In recent elections the party platform has been at best ceremonial as Democrats and Republicans lay out their positions at their respective conventions without any binding consequence. For example, the 2012 GOP platform included language encouraging Puerto Rican statehood, vague references to implementing the gold standard and opposing "the creation of any new race-based governments within the United States".
This year the significance of each party's platform will undoubtedly increase with Bernie Sanders and Donald Trump having challenged the traditional establishment orthodoxy during each party's primaries.
Sanders, who will meet with Clinton on Tuesday, will undoubtedly influence what is in the Democratic Party platform.

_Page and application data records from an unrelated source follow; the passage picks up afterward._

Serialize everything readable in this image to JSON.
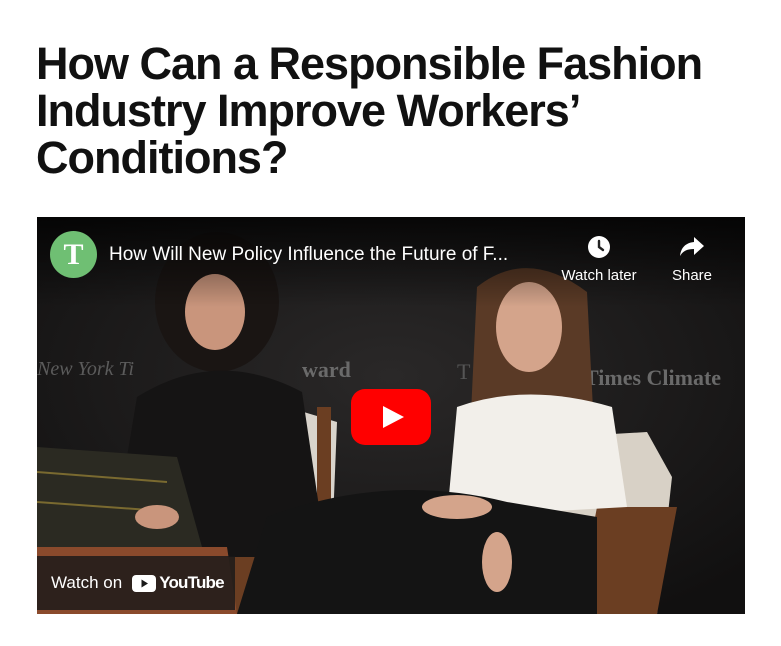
{
  "article": {
    "headline": "How Can a Responsible Fashion Industry Improve Workers’ Conditions?"
  },
  "video": {
    "channel_logo_letter": "T",
    "title": "How Will New Policy Influence the Future of F...",
    "watch_later_label": "Watch later",
    "share_label": "Share",
    "watch_on_label": "Watch on",
    "youtube_wordmark": "YouTube",
    "stage_backdrop_text_left": "New York Ti",
    "stage_backdrop_text_mid": "ward",
    "stage_backdrop_text_right": "Times Climate",
    "stage_backdrop_text_right_initial": "T"
  },
  "colors": {
    "play_red": "#ff0000",
    "logo_green": "#6fbf73",
    "headline": "#111111"
  },
  "icons": {
    "watch_later": "clock-icon",
    "share": "share-arrow-icon",
    "play": "play-icon",
    "youtube": "youtube-logo-icon"
  }
}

The difference for Democrats is that Hillary Clinton is and Sanders are much closer on the issues.
For Republicans, and specifically Paul Ryan, marrying the party platform with the positions and ideas that have been outlined by Donald Trump throughout this election present a greater challenge - one that some have expressed extreme skepticism can be overcome.
Rick Wilson, a GOP strategist and outspoken critic of Donald Trump, sympathized with Ryan's precarious position but warned that the Republican majorities in the House and Senate could be in trouble if Trump continues to lead the party.
"What's regrettable is that Speaker Ryan has a positive, prospective conservative agenda that would make this country more prosperous, more cohesive and show the American people what conservative leadership looks like" Wilson explained, "but instead he's stuck defending the racism and insanity of Donald Trump. For the sake of the party, and the conservative movement, I hope the Speaker will tear off the Band-Aid and get back to leading the party so we can save our Congressional majorities this fall."
Wilson acknowledged Ryan for "giving GOP candidates some principled and smart policy to run on" but added, "Trump erases all policy".
This piece has been updated.